▸ Assignment: Below are the records; collect from them each line containing the string "Output".

▸ Supplied records:
★ ★ ★

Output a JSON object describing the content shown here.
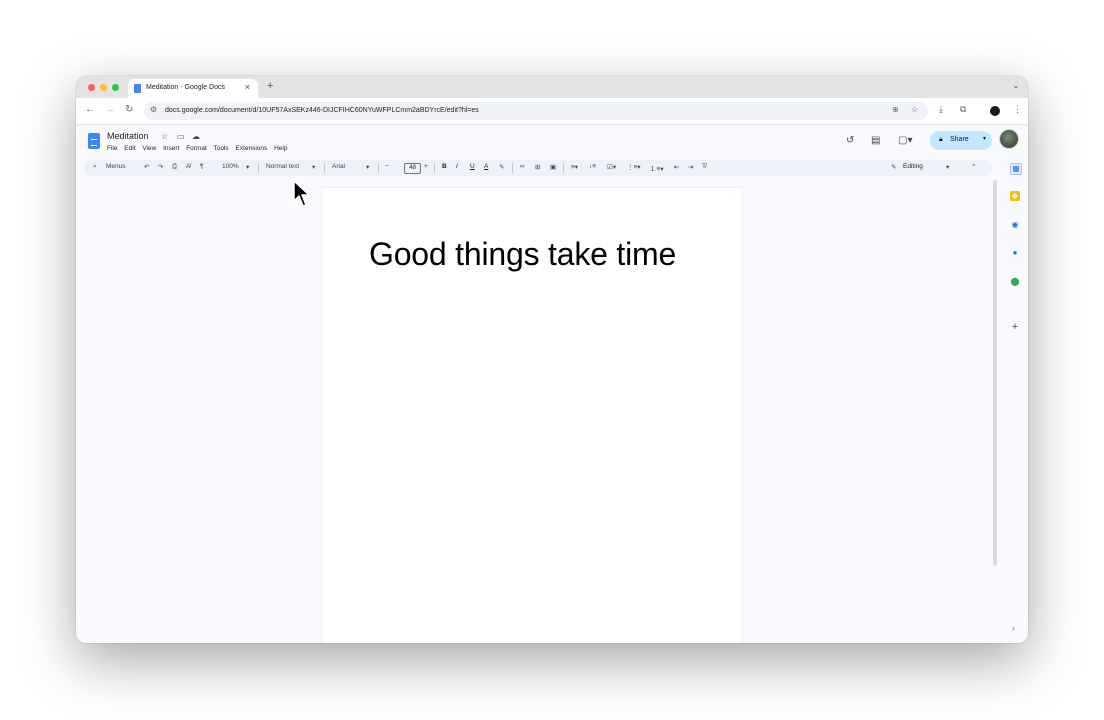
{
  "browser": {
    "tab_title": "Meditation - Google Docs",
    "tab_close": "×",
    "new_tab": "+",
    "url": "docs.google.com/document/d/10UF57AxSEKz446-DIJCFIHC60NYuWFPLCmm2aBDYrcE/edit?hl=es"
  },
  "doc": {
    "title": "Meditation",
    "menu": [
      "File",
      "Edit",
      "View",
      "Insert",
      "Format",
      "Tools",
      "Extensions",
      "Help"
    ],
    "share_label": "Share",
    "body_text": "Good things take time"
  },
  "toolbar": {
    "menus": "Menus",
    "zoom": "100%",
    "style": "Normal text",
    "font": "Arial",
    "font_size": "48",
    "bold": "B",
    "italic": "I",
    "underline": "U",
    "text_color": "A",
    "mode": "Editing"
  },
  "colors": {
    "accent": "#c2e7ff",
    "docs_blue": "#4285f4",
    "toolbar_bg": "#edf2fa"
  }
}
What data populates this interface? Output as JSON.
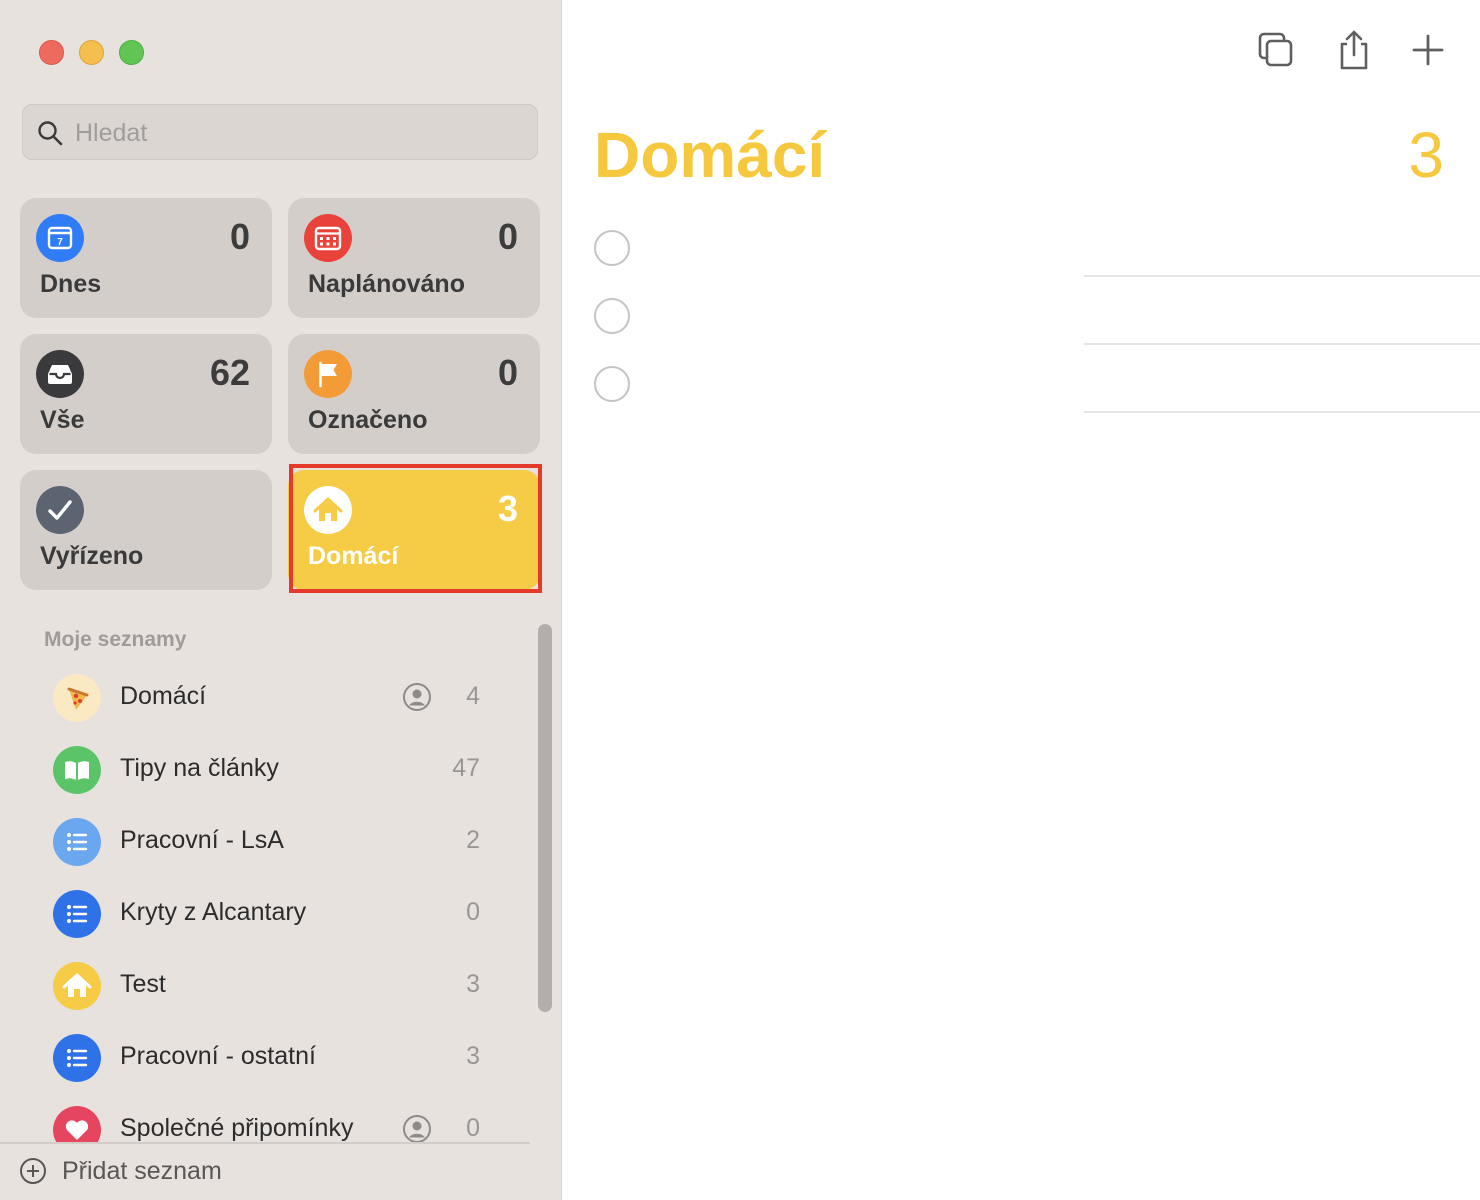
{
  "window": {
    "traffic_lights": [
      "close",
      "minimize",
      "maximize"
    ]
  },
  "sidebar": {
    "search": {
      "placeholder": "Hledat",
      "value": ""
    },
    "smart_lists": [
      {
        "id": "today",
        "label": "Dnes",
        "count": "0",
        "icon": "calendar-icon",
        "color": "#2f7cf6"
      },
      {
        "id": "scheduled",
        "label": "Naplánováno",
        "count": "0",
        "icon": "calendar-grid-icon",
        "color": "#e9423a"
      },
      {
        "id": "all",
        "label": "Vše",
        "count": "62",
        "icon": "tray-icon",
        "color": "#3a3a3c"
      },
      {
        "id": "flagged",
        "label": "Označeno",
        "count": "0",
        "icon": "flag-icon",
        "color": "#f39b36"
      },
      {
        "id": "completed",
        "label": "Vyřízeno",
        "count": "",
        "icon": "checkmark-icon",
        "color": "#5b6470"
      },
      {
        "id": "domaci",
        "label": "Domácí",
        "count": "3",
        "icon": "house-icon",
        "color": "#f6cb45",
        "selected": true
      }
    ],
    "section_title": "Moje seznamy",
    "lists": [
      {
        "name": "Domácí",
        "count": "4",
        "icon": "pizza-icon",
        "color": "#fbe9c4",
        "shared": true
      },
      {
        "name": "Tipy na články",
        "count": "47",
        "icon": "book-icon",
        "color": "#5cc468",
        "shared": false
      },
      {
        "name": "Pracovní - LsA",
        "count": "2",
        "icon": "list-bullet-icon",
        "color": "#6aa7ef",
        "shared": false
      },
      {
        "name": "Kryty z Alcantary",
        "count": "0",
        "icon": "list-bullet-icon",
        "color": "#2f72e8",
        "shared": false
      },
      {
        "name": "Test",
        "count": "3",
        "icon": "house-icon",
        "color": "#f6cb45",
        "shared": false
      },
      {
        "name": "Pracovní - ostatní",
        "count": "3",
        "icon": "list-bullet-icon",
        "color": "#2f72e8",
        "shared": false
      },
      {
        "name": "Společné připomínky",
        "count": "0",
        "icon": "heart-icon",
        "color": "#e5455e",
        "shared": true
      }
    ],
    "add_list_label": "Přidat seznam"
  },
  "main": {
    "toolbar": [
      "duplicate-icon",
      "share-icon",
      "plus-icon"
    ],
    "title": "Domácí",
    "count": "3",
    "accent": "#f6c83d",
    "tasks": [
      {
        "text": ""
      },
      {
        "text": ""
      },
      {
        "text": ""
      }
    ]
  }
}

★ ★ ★

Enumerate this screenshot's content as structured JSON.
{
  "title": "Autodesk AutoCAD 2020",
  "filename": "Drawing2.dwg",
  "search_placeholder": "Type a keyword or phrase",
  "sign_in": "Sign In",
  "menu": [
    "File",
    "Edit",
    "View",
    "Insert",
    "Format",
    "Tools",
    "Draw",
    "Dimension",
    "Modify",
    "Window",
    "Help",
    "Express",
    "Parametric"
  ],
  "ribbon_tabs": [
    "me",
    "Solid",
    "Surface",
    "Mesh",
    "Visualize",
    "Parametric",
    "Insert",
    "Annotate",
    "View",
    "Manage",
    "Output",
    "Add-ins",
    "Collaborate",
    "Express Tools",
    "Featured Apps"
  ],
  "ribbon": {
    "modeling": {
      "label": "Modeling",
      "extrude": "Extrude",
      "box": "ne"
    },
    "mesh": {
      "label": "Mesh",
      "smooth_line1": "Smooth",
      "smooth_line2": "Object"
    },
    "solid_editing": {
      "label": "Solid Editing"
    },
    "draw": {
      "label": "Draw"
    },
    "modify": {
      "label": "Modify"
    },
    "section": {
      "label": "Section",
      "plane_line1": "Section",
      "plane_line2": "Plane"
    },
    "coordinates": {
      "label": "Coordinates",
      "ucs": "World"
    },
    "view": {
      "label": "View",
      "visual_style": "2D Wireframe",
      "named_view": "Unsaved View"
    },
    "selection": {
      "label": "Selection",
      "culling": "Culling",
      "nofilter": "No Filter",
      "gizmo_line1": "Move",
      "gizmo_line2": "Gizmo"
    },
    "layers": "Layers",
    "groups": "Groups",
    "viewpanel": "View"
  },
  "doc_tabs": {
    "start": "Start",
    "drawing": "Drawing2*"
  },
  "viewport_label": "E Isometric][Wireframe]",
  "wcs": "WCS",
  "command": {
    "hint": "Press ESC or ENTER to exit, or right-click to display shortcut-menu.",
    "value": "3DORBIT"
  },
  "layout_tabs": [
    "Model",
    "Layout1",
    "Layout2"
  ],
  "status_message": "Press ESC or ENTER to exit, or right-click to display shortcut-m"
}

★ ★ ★

▸ Result of this task:
Output a JSON object describing the content shown here.
What data populates this interface? Output as JSON.
    "Output",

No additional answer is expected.